CSML leadership is pleased to announce the very popular certificate program in statistics and machine learning has been converted to a Princeton University minor. The change is effective for the Fall 2023 semester. More details to come.
For program requirements, please contact Susan Johansen…
All intelligent organisms have a nervous system, a way for communication to flow between the brain and the motor system and vice versa. Researchers at Princeton have taken a first step in developing this type of coordination for mechanical AI systems using the tools of machine learning.
The researchers created a neural network that…
Claire Dennis, a graduate student in the Princeton School of Public and International Affairs, is steeping herself in math and computer code this spring. While she plans to enter the world of policy — and not that of algorithms and computer programming — she felt it was important to familiarize herself with how technology is transforming the…
Amidst the whirl of yet another busy spring semester at Princeton University, students enrolled in the undergraduate certificate program at the Center for Statistics and Machine Learning Center (CSML) stepped out of the classroom last month for a special meal at Prospect House. Between bites of salad and various entrees, students had the opportunity to connect with faculty in an informal setting as part of CSML’s “Dinner with a Professor” on April 11th.
A new project led by Brandon Stewart, associate professor of sociology and a researcher in the Office of Population Research, aims to learn what words, phrases and arguments successfully persuade people. The team will apply textual analysis tools and modern causal-inference designs to discover what features make a document persuasive. Using new large-language models, the team will create new machine-generated texts that possess these features, allowing the researchers to study systematically how specific attributes of the texts convince their audience.
Kate Daugherty is interested in utilizing machine learning tools to uncover hidden trends in social science, a track that she had focused on for her CSML independent project, which was done in her junior year. Daugherty looked at how bail is set in Seattle Municipal Court and used quantitative analysis to see if there were any biases impacting bail decisions, particularly regarding prosecutors’ influence.

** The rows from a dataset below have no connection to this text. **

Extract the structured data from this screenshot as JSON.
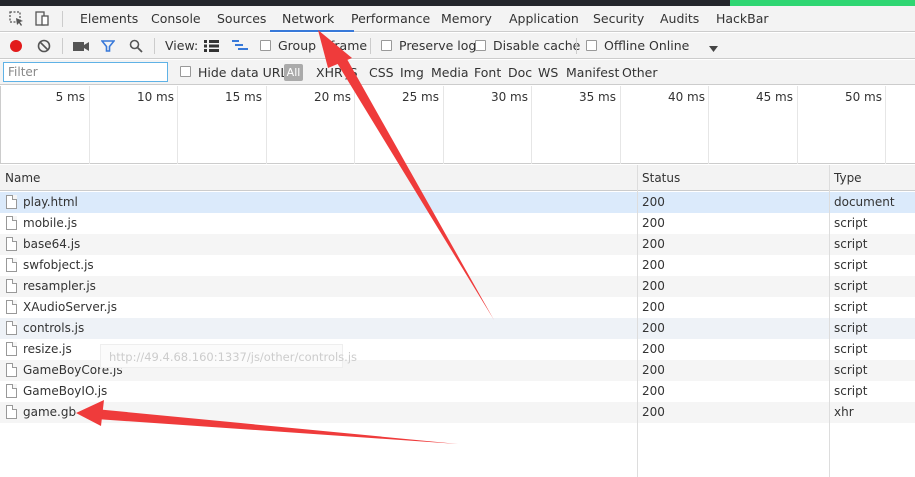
{
  "devtools": {
    "tabs": [
      {
        "label": "Elements"
      },
      {
        "label": "Console"
      },
      {
        "label": "Sources"
      },
      {
        "label": "Network"
      },
      {
        "label": "Performance"
      },
      {
        "label": "Memory"
      },
      {
        "label": "Application"
      },
      {
        "label": "Security"
      },
      {
        "label": "Audits"
      },
      {
        "label": "HackBar"
      }
    ],
    "active_tab": "Network",
    "toolbar": {
      "view_label": "View:",
      "group_label": "Group",
      "frame_label": "frame",
      "preserve_log_label": "Preserve log",
      "disable_cache_label": "Disable cache",
      "offline_label": "Offline",
      "throttle_value": "Online"
    },
    "filter": {
      "placeholder": "Filter",
      "hide_data_urls_label": "Hide data URLs",
      "types": [
        {
          "label": "All"
        },
        {
          "label": "XHR"
        },
        {
          "label": "JS"
        },
        {
          "label": "CSS"
        },
        {
          "label": "Img"
        },
        {
          "label": "Media"
        },
        {
          "label": "Font"
        },
        {
          "label": "Doc"
        },
        {
          "label": "WS"
        },
        {
          "label": "Manifest"
        },
        {
          "label": "Other"
        }
      ]
    },
    "timeline": {
      "ticks": [
        "5 ms",
        "10 ms",
        "15 ms",
        "20 ms",
        "25 ms",
        "30 ms",
        "35 ms",
        "40 ms",
        "45 ms",
        "50 ms"
      ]
    },
    "table": {
      "headers": {
        "name": "Name",
        "status": "Status",
        "type": "Type"
      },
      "rows": [
        {
          "name": "play.html",
          "status": "200",
          "type": "document"
        },
        {
          "name": "mobile.js",
          "status": "200",
          "type": "script"
        },
        {
          "name": "base64.js",
          "status": "200",
          "type": "script"
        },
        {
          "name": "swfobject.js",
          "status": "200",
          "type": "script"
        },
        {
          "name": "resampler.js",
          "status": "200",
          "type": "script"
        },
        {
          "name": "XAudioServer.js",
          "status": "200",
          "type": "script"
        },
        {
          "name": "controls.js",
          "status": "200",
          "type": "script"
        },
        {
          "name": "resize.js",
          "status": "200",
          "type": "script"
        },
        {
          "name": "GameBoyCore.js",
          "status": "200",
          "type": "script"
        },
        {
          "name": "GameBoyIO.js",
          "status": "200",
          "type": "script"
        },
        {
          "name": "game.gb",
          "status": "200",
          "type": "xhr"
        }
      ]
    },
    "tooltip": "http://49.4.68.160:1337/js/other/controls.js"
  },
  "colors": {
    "accent": "#3879d9",
    "record": "#e21a1a",
    "annotation_arrow": "#ef3b3b"
  }
}
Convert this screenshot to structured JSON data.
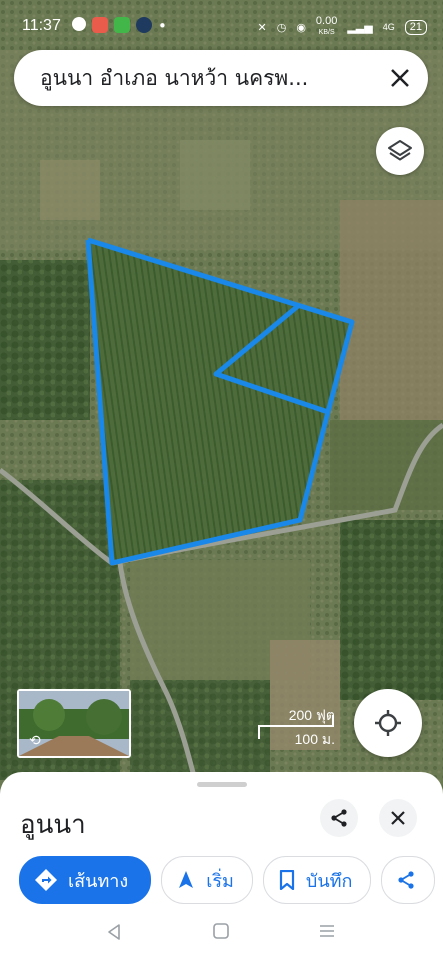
{
  "status_bar": {
    "time": "11:37",
    "network_speed": "0.00",
    "network_speed_unit": "KB/S",
    "network_type": "4G",
    "battery": "21"
  },
  "search": {
    "query": "อูนนา อำเภอ นาหว้า นครพ..."
  },
  "map": {
    "scale_top": "200 ฟุต",
    "scale_bottom": "100 ม.",
    "boundary_color": "#1a88e8"
  },
  "place": {
    "name": "อูนนา"
  },
  "actions": {
    "directions_label": "เส้นทาง",
    "start_label": "เริ่ม",
    "save_label": "บันทึก"
  },
  "colors": {
    "accent": "#1a73e8"
  }
}
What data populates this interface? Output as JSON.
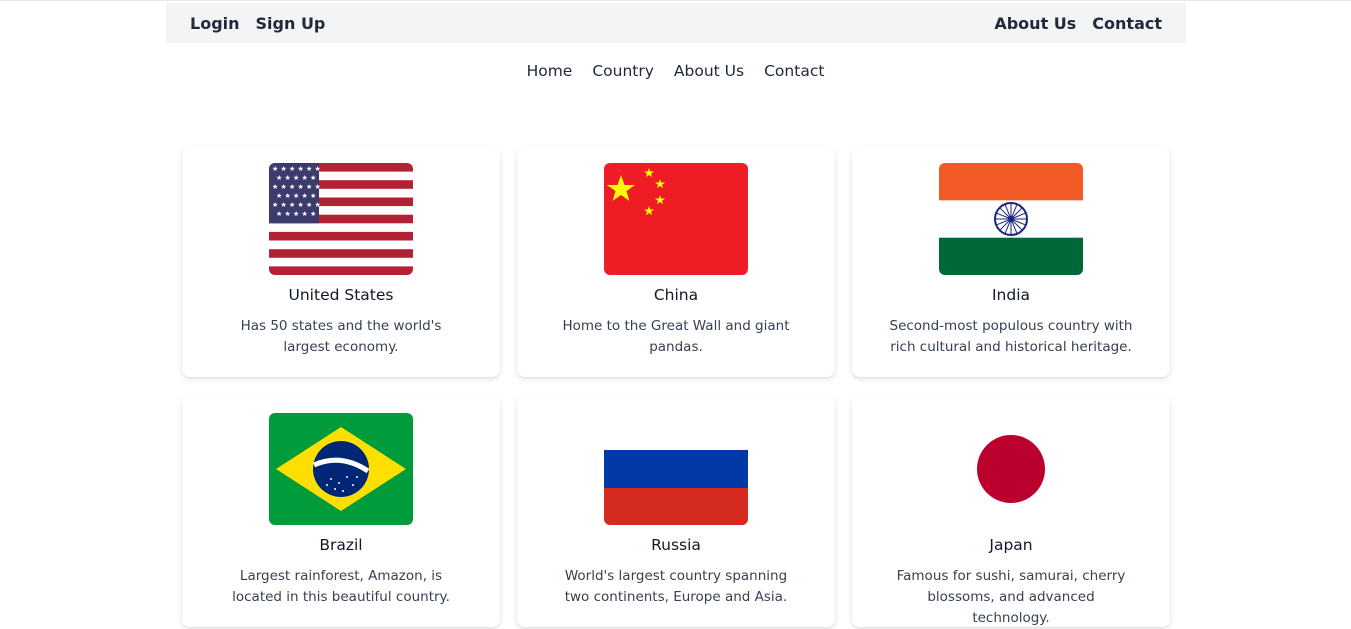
{
  "topbar": {
    "left_links": [
      "Login",
      "Sign Up"
    ],
    "right_links": [
      "About Us",
      "Contact"
    ]
  },
  "nav": [
    "Home",
    "Country",
    "About Us",
    "Contact"
  ],
  "countries": [
    {
      "name": "United States",
      "description": "Has 50 states and the world's largest economy.",
      "flag": "us-flag"
    },
    {
      "name": "China",
      "description": "Home to the Great Wall and giant pandas.",
      "flag": "china-flag"
    },
    {
      "name": "India",
      "description": "Second-most populous country with rich cultural and historical heritage.",
      "flag": "india-flag"
    },
    {
      "name": "Brazil",
      "description": "Largest rainforest, Amazon, is located in this beautiful country.",
      "flag": "brazil-flag"
    },
    {
      "name": "Russia",
      "description": "World's largest country spanning two continents, Europe and Asia.",
      "flag": "russia-flag"
    },
    {
      "name": "Japan",
      "description": "Famous for sushi, samurai, cherry blossoms, and advanced technology.",
      "flag": "japan-flag"
    }
  ],
  "colors": {
    "topbar_bg": "#f3f4f6",
    "nav_text": "#1f2937",
    "card_text": "#374151"
  }
}
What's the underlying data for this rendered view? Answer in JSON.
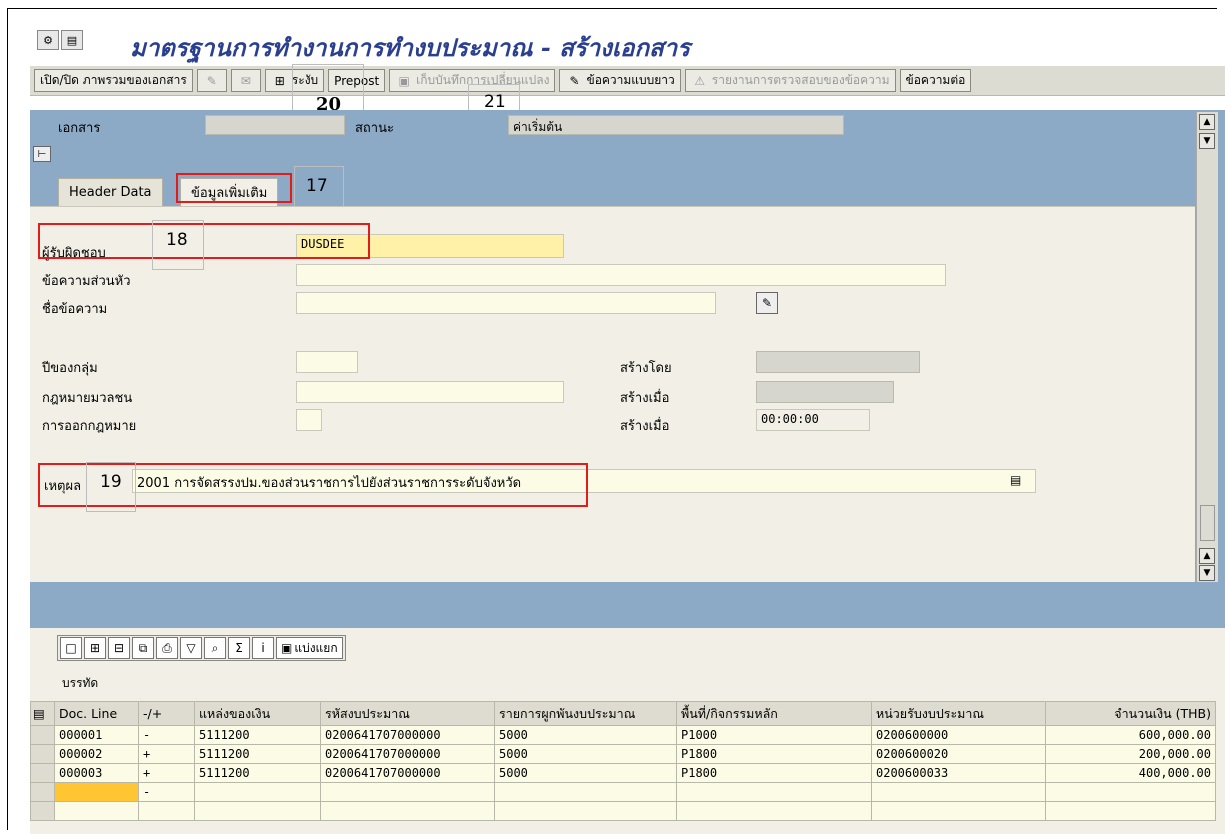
{
  "title": "มาตรฐานการทำงานการทำงบประมาณ - สร้างเอกสาร",
  "toolbar": {
    "overview": "เปิด/ปิด ภาพรวมของเอกสาร",
    "hold": "ระงับ",
    "prepost": "Prepost",
    "save_changes": "เก็บบันทึกการเปลี่ยนแปลง",
    "long_text": "ข้อความแบบยาว",
    "message_report": "รายงานการตรวจสอบของข้อความ",
    "messages": "ข้อความต่อ"
  },
  "header": {
    "doc_label": "เอกสาร",
    "status_label": "สถานะ",
    "status_value": "ค่าเริ่มต้น"
  },
  "tabs": [
    "Header Data",
    "ข้อมูลเพิ่มเติม"
  ],
  "form": {
    "responsible_label": "ผู้รับผิดชอบ",
    "responsible_value": "DUSDEE",
    "header_text_label": "ข้อความส่วนหัว",
    "text_name_label": "ชื่อข้อความ",
    "group_year_label": "ปีของกลุ่ม",
    "public_law_label": "กฎหมายมวลชน",
    "law_issue_label": "การออกกฎหมาย",
    "created_by_label": "สร้างโดย",
    "created_on_label": "สร้างเมื่อ",
    "created_at_label": "สร้างเมื่อ",
    "created_at_value": "00:00:00",
    "reason_label": "เหตุผล",
    "reason_value": "2001 การจัดสรรงปม.ของส่วนราชการไปยังส่วนราชการระดับจังหวัด"
  },
  "annotations": {
    "n17": "17",
    "n18": "18",
    "n19": "19",
    "n20": "20",
    "n21": "21"
  },
  "lower": {
    "split_label": "แบ่งแยก",
    "section_label": "บรรทัด",
    "columns": [
      "Doc. Line",
      "-/+",
      "แหล่งของเงิน",
      "รหัสงบประมาณ",
      "รายการผูกพันงบประมาณ",
      "พื้นที่/กิจกรรมหลัก",
      "หน่วยรับงบประมาณ",
      "จำนวนเงิน (THB)"
    ],
    "rows": [
      [
        "000001",
        "-",
        "5111200",
        "0200641707000000",
        "5000",
        "P1000",
        "0200600000",
        "600,000.00"
      ],
      [
        "000002",
        "+",
        "5111200",
        "0200641707000000",
        "5000",
        "P1800",
        "0200600020",
        "200,000.00"
      ],
      [
        "000003",
        "+",
        "5111200",
        "0200641707000000",
        "5000",
        "P1800",
        "0200600033",
        "400,000.00"
      ],
      [
        "",
        "-",
        "",
        "",
        "",
        "",
        "",
        ""
      ]
    ]
  },
  "colors": {
    "title": "#2a3f8f",
    "panel_blue": "#8ca9c6",
    "highlight_red": "#e21b1b",
    "field_yellow": "#fff2a8"
  }
}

Commercial airplanes can be controlled by autopilot. But what happens if a wing gets damaged or an engine malfunctions? Is it possible to design a software system with a feedback loop — a system that quickly tests how controls operate on the damaged vessel and makes adjustments on the fly to give it the best chance of landing safely?
An international team of astrophysicists and cosmologists have spent the past year teasing out the secrets of dark matter, using sophisticated computer simulations and the observations from the one of the most powerful astronomical cameras in the world. The team is led by astronomers from Princeton University, including Michael Strauss, chair of Princeton University’s Department of Astrophysical Sciences and participating faculty member at the Center for Statistics and Machine Learning.
Richard Zhu is a senior in the mechanical and aerospace engineering department. He is pursuing three undergraduate certificates, one from the Center for Statistics and Machine Learning (CSML), the second from the Program in Applied and Computational Mathematics, and the third from the Program in Applications of Computing. He is also a CSML undergraduate student ambassador.
Xuechunzi Bai’s main research focus has been on figuring out where stereotypes of people come from and how do we mitigate or eliminate them since they are inaccurate and biased.
“We know there are different kinds of stereotypes about different social groups such as immigrants,” said Bai. “For example, people typically portray Asian people as very competent but not friendly. The phenomenon of social stereotypes is very established in psychology and other social sciences. A question that is less addressed is where do these social stereotypes come from? My dissertation seeks to answer that origin story.”